TASK GOAL » Wherever "value" turns up in the entries, copy out the line that holds it.

=-=-=

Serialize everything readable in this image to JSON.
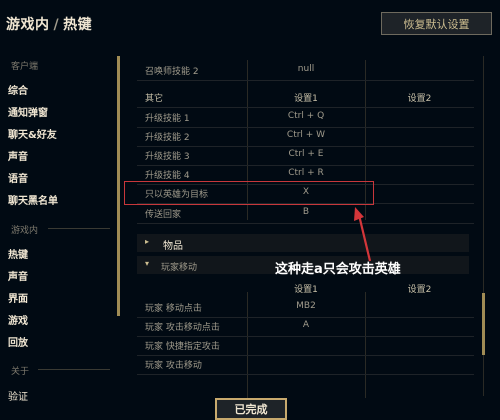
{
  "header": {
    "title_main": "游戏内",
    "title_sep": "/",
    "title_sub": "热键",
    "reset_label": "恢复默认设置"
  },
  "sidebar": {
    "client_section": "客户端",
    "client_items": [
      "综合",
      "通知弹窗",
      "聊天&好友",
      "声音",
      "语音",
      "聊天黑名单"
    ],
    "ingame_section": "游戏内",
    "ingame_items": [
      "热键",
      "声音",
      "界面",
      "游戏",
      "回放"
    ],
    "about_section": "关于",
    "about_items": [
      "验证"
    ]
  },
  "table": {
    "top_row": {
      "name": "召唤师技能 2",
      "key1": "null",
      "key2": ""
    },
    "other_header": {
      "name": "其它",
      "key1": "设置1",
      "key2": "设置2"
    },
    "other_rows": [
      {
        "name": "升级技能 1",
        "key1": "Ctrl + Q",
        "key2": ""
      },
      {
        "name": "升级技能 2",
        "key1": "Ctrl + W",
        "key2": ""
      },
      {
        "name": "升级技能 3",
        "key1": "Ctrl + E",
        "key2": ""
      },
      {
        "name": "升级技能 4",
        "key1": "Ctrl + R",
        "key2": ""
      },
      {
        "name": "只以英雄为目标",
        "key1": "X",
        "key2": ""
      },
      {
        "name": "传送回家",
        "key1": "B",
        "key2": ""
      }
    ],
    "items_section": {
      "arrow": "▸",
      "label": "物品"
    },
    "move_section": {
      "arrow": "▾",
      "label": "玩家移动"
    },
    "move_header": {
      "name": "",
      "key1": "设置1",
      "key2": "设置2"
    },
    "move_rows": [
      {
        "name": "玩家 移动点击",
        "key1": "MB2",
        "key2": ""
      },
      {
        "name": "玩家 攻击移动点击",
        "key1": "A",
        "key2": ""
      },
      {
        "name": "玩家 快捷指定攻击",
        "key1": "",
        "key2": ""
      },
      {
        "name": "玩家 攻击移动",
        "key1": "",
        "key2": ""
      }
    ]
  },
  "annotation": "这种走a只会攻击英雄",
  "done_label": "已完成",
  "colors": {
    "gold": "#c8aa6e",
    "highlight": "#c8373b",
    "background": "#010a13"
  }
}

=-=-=

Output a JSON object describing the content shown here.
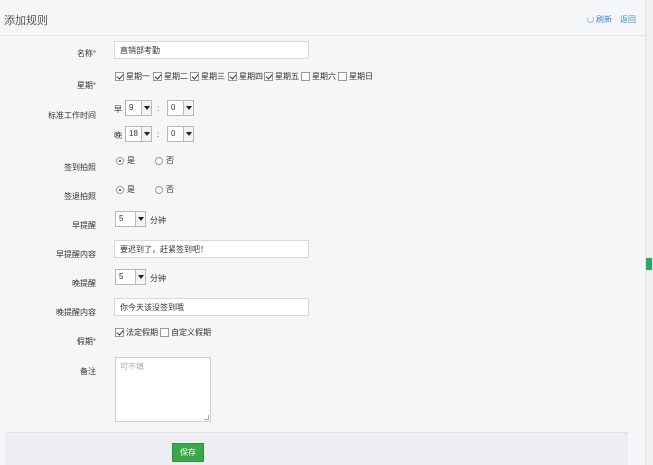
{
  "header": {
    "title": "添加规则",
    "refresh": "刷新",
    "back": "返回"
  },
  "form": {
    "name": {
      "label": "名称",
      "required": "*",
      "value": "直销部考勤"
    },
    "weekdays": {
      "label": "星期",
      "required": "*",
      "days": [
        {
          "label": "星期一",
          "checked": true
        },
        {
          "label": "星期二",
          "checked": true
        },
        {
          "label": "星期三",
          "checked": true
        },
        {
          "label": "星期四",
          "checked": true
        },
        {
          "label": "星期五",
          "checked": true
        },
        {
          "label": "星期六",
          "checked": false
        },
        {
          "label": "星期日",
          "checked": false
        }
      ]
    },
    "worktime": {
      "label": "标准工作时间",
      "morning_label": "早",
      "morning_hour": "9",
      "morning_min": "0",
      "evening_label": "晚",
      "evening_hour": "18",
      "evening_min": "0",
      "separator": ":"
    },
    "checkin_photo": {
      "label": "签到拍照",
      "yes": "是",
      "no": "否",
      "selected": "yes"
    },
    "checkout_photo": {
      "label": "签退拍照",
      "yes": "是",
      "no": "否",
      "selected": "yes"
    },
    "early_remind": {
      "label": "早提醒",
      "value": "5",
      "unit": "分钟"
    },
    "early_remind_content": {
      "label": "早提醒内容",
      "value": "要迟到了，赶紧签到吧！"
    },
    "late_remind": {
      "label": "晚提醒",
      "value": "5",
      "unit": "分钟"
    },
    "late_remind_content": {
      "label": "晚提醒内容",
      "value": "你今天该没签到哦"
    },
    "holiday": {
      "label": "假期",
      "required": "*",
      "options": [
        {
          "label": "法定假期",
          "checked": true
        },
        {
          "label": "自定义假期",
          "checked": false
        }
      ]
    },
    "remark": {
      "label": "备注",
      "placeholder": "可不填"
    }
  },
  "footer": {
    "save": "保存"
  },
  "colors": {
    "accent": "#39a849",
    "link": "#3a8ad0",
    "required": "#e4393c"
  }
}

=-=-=

EXPECTED OUTPUT »
      "value": "直销部考勤"
      "value": "5",
      "value": "要迟到了，赶紧签到吧！"
      "value": "5",
      "value": "你今天该没签到哦"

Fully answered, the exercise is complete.